I, comemo3, was checking the internet looking for some references for a research proposal I was writing on one of these topics that move us (couples in love and new technologies of communication) and, tired, I just googled the word “love”. I was astonished when I saw the first entry for the word love was:
Without taking it too seriously, I must admit to have been shocked by the representativity of this very first entry: a love calculator! A web page which, given the name of the two potential partners, transforms their two names into a single number; concretely: into a percentage, which offers the interested viewer an indicator about the compatibility of the two names given, and thus, of the two people involved.

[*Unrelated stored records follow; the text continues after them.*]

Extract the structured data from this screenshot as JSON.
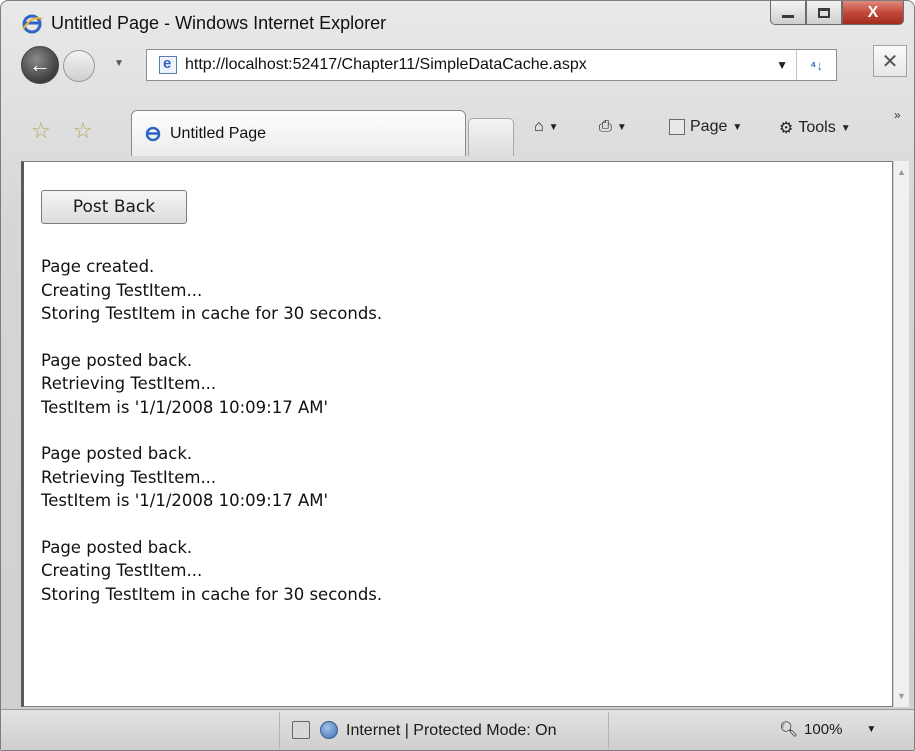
{
  "window": {
    "title": "Untitled Page - Windows Internet Explorer",
    "close_label": "X"
  },
  "navigation": {
    "back_icon": "back-arrow-icon",
    "forward_icon": "forward-arrow-icon",
    "address_url": "http://localhost:52417/Chapter11/SimpleDataCache.aspx",
    "refresh_label": "⁴↓",
    "stop_label": "✕"
  },
  "tabs": {
    "active_tab_label": "Untitled Page"
  },
  "command_bar": {
    "page_label": "Page",
    "tools_label": "Tools"
  },
  "content": {
    "postback_button_label": "Post Back",
    "log_blocks": [
      [
        "Page created.",
        "Creating TestItem...",
        "Storing TestItem in cache for 30 seconds."
      ],
      [
        "Page posted back.",
        "Retrieving TestItem...",
        "TestItem is '1/1/2008 10:09:17 AM'"
      ],
      [
        "Page posted back.",
        "Retrieving TestItem...",
        "TestItem is '1/1/2008 10:09:17 AM'"
      ],
      [
        "Page posted back.",
        "Creating TestItem...",
        "Storing TestItem in cache for 30 seconds."
      ]
    ]
  },
  "status_bar": {
    "zone_text": "Internet | Protected Mode: On",
    "zoom_level": "100%"
  },
  "colors": {
    "close_button": "#c2493a",
    "ie_blue": "#2d64c5"
  }
}
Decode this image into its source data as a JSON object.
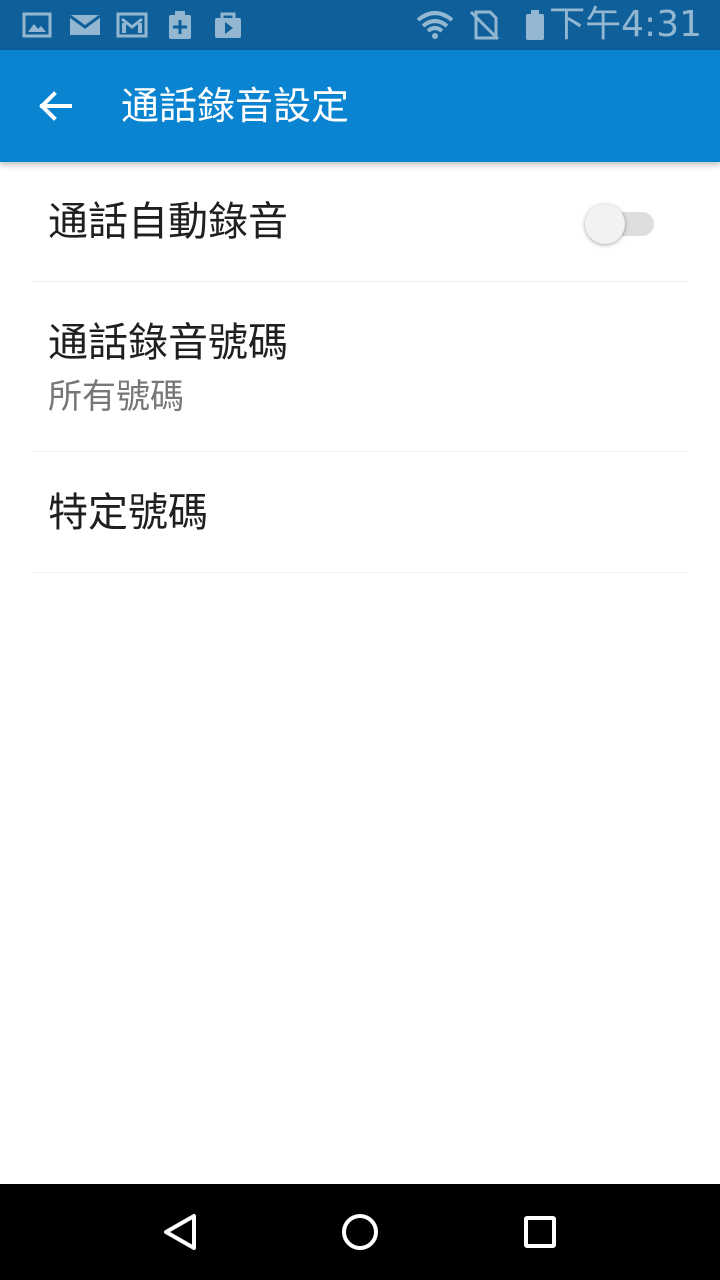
{
  "status_bar": {
    "time": "下午4:31",
    "left_icons": [
      "gallery-icon",
      "mail-icon",
      "gmail-icon",
      "battery-saver-icon",
      "play-store-icon"
    ],
    "right_icons": [
      "wifi-icon",
      "no-sim-icon",
      "battery-icon"
    ]
  },
  "app_bar": {
    "title": "通話錄音設定",
    "back_icon": "arrow-back-icon",
    "color": "#0a84d0"
  },
  "settings": {
    "auto_record": {
      "title": "通話自動錄音",
      "enabled": false
    },
    "record_numbers": {
      "title": "通話錄音號碼",
      "summary": "所有號碼"
    },
    "specific_numbers": {
      "title": "特定號碼"
    }
  },
  "nav_bar": {
    "icons": [
      "back-triangle-icon",
      "home-circle-icon",
      "recents-square-icon"
    ]
  }
}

Is it significant that the very first website that catches our eye on the top of the list when we type the word love is one that gives indexes of compatibility: The compatibility between two human beings as a number you can compare with others. Thus, in less than five minutes, you can type the name of all those people you ever fancied and find out which one would have been the perfect match.
This reminds us of Simmel’s analyses in The Philosophy of Money. In this work written more than a century ago, Simmel emphasised the ways in which, through the generalisation of money as a means of exchange, the values bestowed upon objects could be immediately related and compared, and thus, the values of objects as different as apples, pears, books, and baby clothes, can be immediately compared despite of the incomparability of their use values. Simmel argued that this generalisation of money as a means of exchange thus led to an increasingly economisation and calculability of values. A similar tendency could be seen when we turn human love relationships into indexes and numbers to be compared, and thus we can end a visit to our love calculator knowing that you would have had 15% more chance of a successful relationship with your brother-in-law than with your actual husband.